The Barnes Firm, formerly Cellino & Barnes, is a powerhouse in the personal-injury business in upstate New York, where it is a ubiquitous advertiser. According to the Buffalo News, it’s built one of the largest caseloads of Vioxx lawsuits in the nation by hawking its star attorney, Brian A. Goldstein, who in television ads
described how he was uniquely qualified to represent Vioxx users. Not only was he a personal injury lawyer, he told viewers, he was a former physician and board-certified surgeon….
The lawsuits accuse the drug’s maker, Merck & Co., with failing to tell patients the whole truth about Vioxx.
Goldstein, though, appears guilty of the same charge about his medical background. Georgia’s Composite State Board of Medical Examiners revoked Goldstein’s license to practice medicine on Jan. 10, 1991.
Goldstein was found guilty of providing Georgia licensing authorities with misleading and incomplete information about his education, according to records obtained by The Buffalo News. The licensing board found that Goldstein:
• Attended college and medical school at the same time in the Dominican Republic.
• Graduated from medical school less than three years after he graduated from high school.
• Received credit for courses he had not taken, had not completed or failed.

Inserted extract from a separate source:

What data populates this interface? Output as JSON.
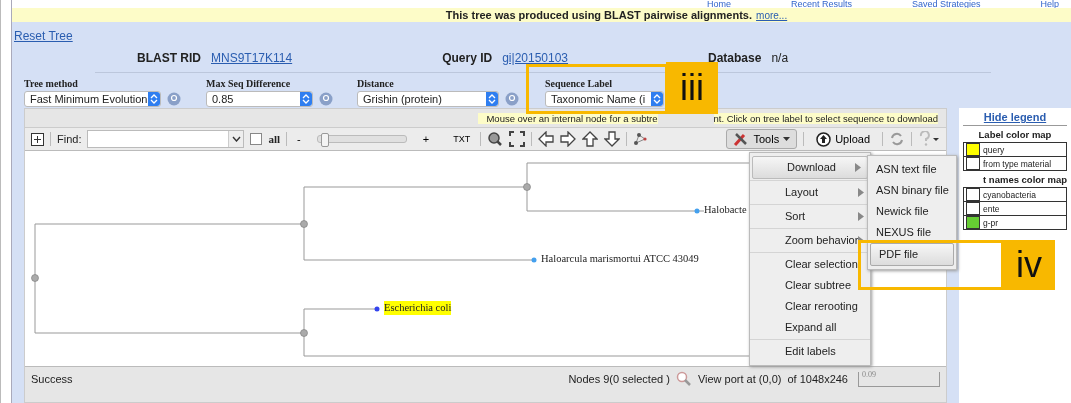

• Said he attended Tulane University when he had not, falsified his earlier training and submitted a false letter of recommendation for a residency at the Manhattan Psychiatric Center.
The hearing officer in Georgia not only recommended revocation but also said the decision should be published “as a public reprimand for [Goldstein] for his conduct.”
But none of that information was mentioned in the Vioxx ads, or in Goldstein’s biography on The Barnes Firm Web site.
The Buffalo News investigation includes various defenses of his conduct offered by Goldstein, including the following:
He also said Georgia authorities failed to consider the fact he had received an undergraduate degree from Empire State College.
The News confirmed that degree from the college, which grants degrees based on life experience as well as academic studies. But the degree was granted in 1988, three years after Georgia filed charges against him.
The newspaper asks medical ethicist Arthur Caplan about Goldstein’s “selective use of parts of his medical background to recruit legal clients”. Caplan’s response: “I think it’s sleazy”. (Michael Beebe, “Did Barnes Firm lawyer tell the whole truth?”, Buffalo News, Jan. 22). Carolyn Elefant comments at My Shingle (Jan. 22), and the incident also stirs memories for blogger Gina at Together Again (Jan. 23). The law firm of Cellino & Barnes has figured in these pages before: see Jul. 15, 2005.